--- Working data Enclosed Below ---

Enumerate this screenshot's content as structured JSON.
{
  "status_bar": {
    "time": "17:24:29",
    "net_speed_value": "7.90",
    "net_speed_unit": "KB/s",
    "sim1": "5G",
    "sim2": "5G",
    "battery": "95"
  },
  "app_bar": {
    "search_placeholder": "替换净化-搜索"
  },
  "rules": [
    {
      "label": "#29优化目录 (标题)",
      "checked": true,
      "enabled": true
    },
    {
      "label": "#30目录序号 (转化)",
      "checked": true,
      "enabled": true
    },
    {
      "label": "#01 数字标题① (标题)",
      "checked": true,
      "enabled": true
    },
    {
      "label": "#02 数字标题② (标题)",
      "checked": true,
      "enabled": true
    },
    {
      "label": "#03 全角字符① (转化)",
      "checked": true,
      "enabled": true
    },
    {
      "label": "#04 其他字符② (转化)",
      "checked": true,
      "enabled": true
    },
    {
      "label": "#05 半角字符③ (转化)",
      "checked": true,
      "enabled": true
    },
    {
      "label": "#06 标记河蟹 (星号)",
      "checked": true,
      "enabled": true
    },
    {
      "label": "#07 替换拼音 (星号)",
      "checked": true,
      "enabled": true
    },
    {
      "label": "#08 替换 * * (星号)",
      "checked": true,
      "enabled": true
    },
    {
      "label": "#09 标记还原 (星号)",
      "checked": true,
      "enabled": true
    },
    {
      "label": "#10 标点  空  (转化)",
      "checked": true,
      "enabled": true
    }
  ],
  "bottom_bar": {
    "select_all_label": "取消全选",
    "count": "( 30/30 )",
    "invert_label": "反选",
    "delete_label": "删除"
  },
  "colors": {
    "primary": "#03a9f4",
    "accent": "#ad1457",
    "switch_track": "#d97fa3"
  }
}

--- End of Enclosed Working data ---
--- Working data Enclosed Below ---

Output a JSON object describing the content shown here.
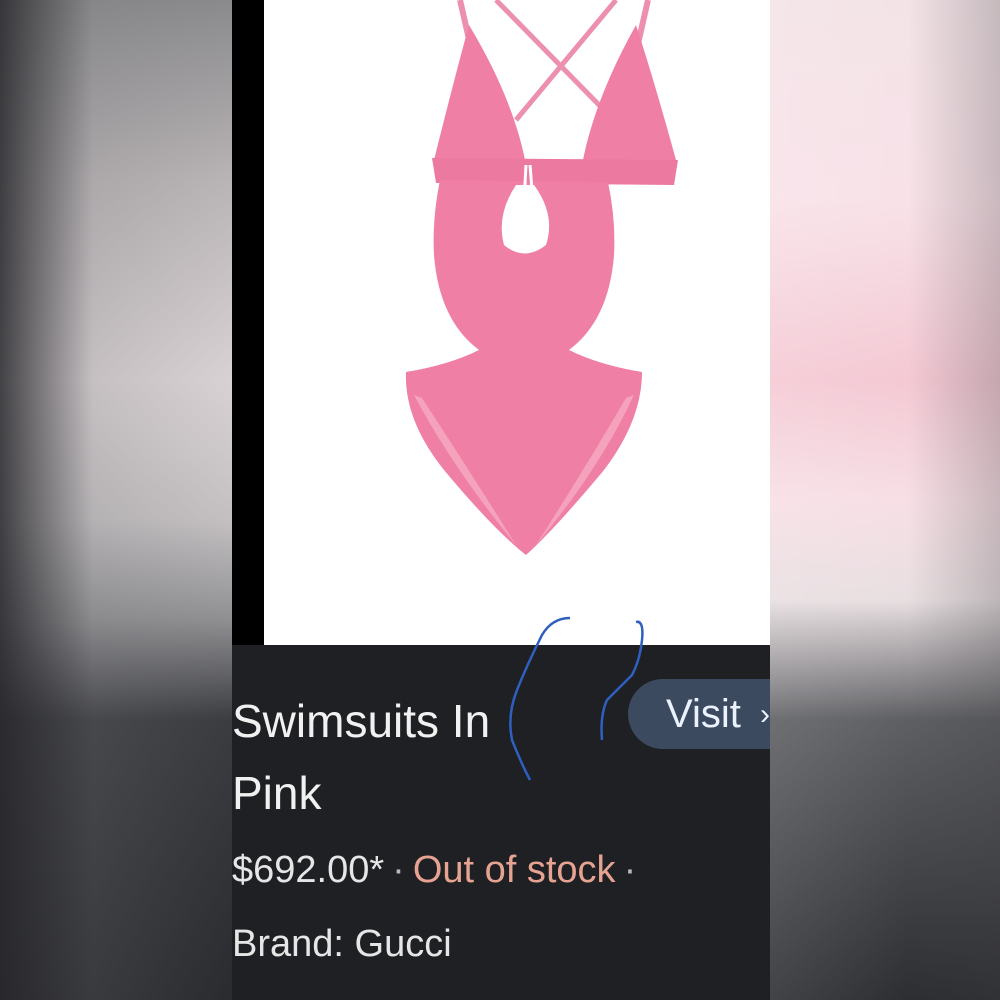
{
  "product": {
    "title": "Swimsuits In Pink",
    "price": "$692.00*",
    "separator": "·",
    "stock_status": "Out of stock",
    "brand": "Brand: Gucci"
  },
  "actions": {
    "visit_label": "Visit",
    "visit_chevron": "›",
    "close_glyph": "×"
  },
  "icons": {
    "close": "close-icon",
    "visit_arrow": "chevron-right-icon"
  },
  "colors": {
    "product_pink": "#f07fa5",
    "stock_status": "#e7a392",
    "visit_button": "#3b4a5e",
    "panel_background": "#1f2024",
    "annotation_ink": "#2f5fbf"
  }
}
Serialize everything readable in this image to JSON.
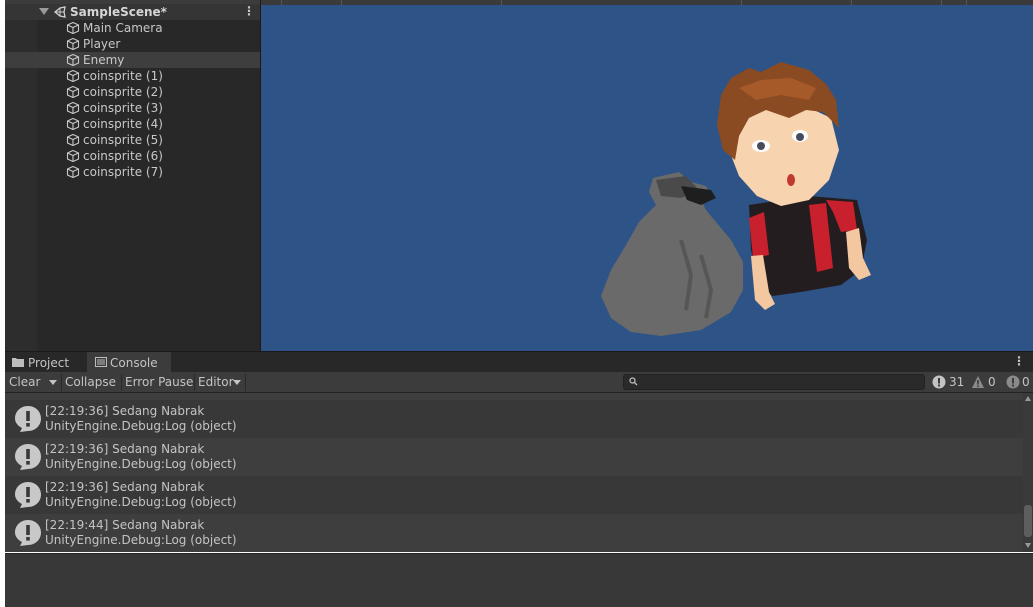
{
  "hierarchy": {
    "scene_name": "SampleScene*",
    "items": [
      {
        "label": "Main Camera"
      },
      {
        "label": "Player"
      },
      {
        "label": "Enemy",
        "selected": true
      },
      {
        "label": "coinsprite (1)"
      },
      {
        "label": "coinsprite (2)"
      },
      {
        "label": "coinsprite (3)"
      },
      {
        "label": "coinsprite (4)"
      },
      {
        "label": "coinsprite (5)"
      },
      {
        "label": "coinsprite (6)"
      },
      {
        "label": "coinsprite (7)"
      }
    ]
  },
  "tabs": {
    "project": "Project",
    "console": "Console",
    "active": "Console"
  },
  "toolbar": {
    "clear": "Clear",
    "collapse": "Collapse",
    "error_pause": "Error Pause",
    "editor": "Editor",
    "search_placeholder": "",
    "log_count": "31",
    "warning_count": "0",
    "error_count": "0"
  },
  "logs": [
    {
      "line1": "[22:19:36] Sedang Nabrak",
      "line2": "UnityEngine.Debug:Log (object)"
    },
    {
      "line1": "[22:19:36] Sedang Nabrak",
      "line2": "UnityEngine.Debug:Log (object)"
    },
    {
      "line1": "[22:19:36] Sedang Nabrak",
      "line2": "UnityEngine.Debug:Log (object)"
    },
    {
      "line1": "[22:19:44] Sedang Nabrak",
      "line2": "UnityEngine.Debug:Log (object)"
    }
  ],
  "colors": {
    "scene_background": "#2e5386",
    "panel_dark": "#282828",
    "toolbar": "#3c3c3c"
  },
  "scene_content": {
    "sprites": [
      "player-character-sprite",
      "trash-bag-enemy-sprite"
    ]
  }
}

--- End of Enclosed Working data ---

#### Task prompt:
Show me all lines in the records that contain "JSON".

#### Response:
Enumerate this screenshot's content as structured JSON.
Output a JSON object describing the content shown here.
Serialize everything readable in this image to JSON.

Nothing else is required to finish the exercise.